While Alkaline Trio fans seemed to have mixed feelings towards Good Mourning, it was the album that introduced me to the band, so I was loving every minute of it. The band would also play "One Hundred Stories," "Donner Party," "Fatally Yours" and "All on Black," from this record, as well as "This Could Be Love" to close the set, and "Every Thug Needs a Lady" as the first song of the encore. Other old favorites included in the set were "Cringe," the lone Goddamnit song represented, "Cooking Wine," and "I'm Dying Tomorrow," all three of which received huge reactions from the crowd. While everyone seemed to be enjoying themselves at the show, the crowd was certainly the tamest I had seen at an Alkaline Trio show, possibly the result of the more obscure set list that had some of the younger fans scratching their heads and waiting for more Agony & Irony tracks. The band, however, would only offer "Calling All Skeletons" and "I Found Away," from that record, ignoring lead single "Help Me," and announcing about halfway through the set they had parted ways with Epic Records.

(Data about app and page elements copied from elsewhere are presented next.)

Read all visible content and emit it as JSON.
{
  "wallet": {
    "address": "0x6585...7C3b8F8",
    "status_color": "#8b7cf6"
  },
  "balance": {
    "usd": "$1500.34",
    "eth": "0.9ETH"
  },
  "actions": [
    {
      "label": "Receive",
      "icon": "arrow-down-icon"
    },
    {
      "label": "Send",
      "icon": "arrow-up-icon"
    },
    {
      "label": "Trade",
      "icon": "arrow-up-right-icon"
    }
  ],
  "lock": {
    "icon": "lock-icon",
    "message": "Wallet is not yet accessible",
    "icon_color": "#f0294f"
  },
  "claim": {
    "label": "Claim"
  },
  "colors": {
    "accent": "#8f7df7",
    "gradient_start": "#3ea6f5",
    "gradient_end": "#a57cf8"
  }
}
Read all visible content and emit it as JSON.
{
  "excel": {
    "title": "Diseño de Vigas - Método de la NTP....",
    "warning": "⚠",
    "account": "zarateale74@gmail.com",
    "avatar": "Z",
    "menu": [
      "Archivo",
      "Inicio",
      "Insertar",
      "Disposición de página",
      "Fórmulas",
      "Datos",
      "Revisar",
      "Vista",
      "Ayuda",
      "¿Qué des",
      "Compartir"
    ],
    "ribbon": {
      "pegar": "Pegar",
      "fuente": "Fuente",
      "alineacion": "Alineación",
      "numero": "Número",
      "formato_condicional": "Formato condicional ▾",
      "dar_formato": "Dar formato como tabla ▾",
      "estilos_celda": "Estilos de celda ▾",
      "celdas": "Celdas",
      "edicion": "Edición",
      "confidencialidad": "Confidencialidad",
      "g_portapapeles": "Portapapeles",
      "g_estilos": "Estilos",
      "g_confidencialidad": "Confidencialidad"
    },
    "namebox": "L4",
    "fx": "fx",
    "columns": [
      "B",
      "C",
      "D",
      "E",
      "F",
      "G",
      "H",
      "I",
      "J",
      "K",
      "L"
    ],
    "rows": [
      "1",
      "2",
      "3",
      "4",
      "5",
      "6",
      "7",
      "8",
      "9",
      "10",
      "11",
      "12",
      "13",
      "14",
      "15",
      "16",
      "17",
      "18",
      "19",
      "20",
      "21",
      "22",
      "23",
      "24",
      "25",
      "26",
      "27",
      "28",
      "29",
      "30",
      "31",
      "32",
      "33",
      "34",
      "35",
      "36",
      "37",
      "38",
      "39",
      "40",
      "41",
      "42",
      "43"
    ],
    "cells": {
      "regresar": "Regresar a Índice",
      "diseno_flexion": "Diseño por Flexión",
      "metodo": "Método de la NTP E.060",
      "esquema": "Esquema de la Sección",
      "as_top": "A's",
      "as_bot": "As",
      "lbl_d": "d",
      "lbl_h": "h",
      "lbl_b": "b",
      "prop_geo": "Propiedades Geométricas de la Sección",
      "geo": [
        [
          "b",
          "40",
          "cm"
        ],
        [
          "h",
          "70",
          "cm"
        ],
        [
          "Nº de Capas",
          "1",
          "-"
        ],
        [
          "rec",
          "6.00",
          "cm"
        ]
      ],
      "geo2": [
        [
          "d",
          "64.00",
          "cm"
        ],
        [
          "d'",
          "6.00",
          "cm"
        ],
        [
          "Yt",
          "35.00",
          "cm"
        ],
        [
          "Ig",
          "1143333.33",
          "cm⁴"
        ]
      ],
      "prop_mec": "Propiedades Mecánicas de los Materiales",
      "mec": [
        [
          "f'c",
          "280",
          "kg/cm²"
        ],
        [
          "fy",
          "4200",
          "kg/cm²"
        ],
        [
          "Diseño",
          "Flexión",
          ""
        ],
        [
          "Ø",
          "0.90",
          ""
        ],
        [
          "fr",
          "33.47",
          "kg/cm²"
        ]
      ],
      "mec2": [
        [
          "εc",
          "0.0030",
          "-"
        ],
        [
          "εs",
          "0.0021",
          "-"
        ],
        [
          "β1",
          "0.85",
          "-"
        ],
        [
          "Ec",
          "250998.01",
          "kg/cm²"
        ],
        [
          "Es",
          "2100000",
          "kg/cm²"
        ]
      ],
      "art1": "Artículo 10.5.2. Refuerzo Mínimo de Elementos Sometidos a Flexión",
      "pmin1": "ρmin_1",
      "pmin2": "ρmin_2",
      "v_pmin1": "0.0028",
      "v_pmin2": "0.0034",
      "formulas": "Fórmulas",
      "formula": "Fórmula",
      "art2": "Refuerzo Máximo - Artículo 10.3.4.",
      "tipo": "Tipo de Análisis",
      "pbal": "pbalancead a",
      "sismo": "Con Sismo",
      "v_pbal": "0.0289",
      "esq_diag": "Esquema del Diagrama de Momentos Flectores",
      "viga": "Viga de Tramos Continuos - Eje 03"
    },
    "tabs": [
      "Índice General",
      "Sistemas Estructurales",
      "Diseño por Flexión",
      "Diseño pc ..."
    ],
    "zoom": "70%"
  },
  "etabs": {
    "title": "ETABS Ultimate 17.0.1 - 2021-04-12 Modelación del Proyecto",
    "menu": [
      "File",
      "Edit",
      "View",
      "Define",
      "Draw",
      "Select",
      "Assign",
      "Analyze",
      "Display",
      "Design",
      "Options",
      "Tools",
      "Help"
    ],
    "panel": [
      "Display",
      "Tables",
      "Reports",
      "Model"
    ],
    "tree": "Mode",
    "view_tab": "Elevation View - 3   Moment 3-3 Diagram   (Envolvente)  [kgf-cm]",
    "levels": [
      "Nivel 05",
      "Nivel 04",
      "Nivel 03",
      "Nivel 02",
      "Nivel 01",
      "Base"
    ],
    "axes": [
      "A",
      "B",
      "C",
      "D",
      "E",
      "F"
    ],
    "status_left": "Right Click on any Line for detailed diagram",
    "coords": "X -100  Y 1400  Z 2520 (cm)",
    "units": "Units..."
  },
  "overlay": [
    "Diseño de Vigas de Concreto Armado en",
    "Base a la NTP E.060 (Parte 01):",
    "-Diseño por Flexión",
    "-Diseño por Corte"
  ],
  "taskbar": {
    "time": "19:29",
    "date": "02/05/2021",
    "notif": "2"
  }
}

The crowd seemed less than surprised by this news (the idea of Alkaline Trio on a major label was always somewhat odd), and the band debuted a new song for the first time. While the song sounded good, the band would apologize for the "B" effort. Lead singer Matt Skiba told the crowd they hoped to get in the studio this summer and then self-release a new album next fall. Throughout the set, Skiba and bassist Dan Andriano were more talkative than I had seen them, and they both sounded great when actually performing their material. At one point, Skiba went off on a tangent about the greatness of `70s rock band Grand Funk Railroad. While the band had looked slightly uncomfortable in their opening role for Rise Against the last time I saw them live, they were certainly in their element tonight.

The band would close the show as they normally do, playing "This Could Be Love," leaving the stage, and then returning for an encore that concluded with "Radio," which of course inspired an enormous sing-along. Overall, a show that got off to a disappointingly slow start turned out to be as memorable as any I've seen, thanks solely to the performance of Alkaline Trio, a band that knows exactly what their fans want and seems to deliver every single time.

Set list:
  • My Friend Peter
  • If We Never Go Inside
  • Burn
  • Fatally Yours
  • I'm Dying Tomorrow
  • All on Black
  • I Found Away
  • Donner Party
  • Cooking Wine
  • Calling All Skeletons
  • Sadie
  • One Hundred Stories
  • The Poison
  • Cringe
  • This Could Be Love
  • Every Thug Needs a Lady
  • Radio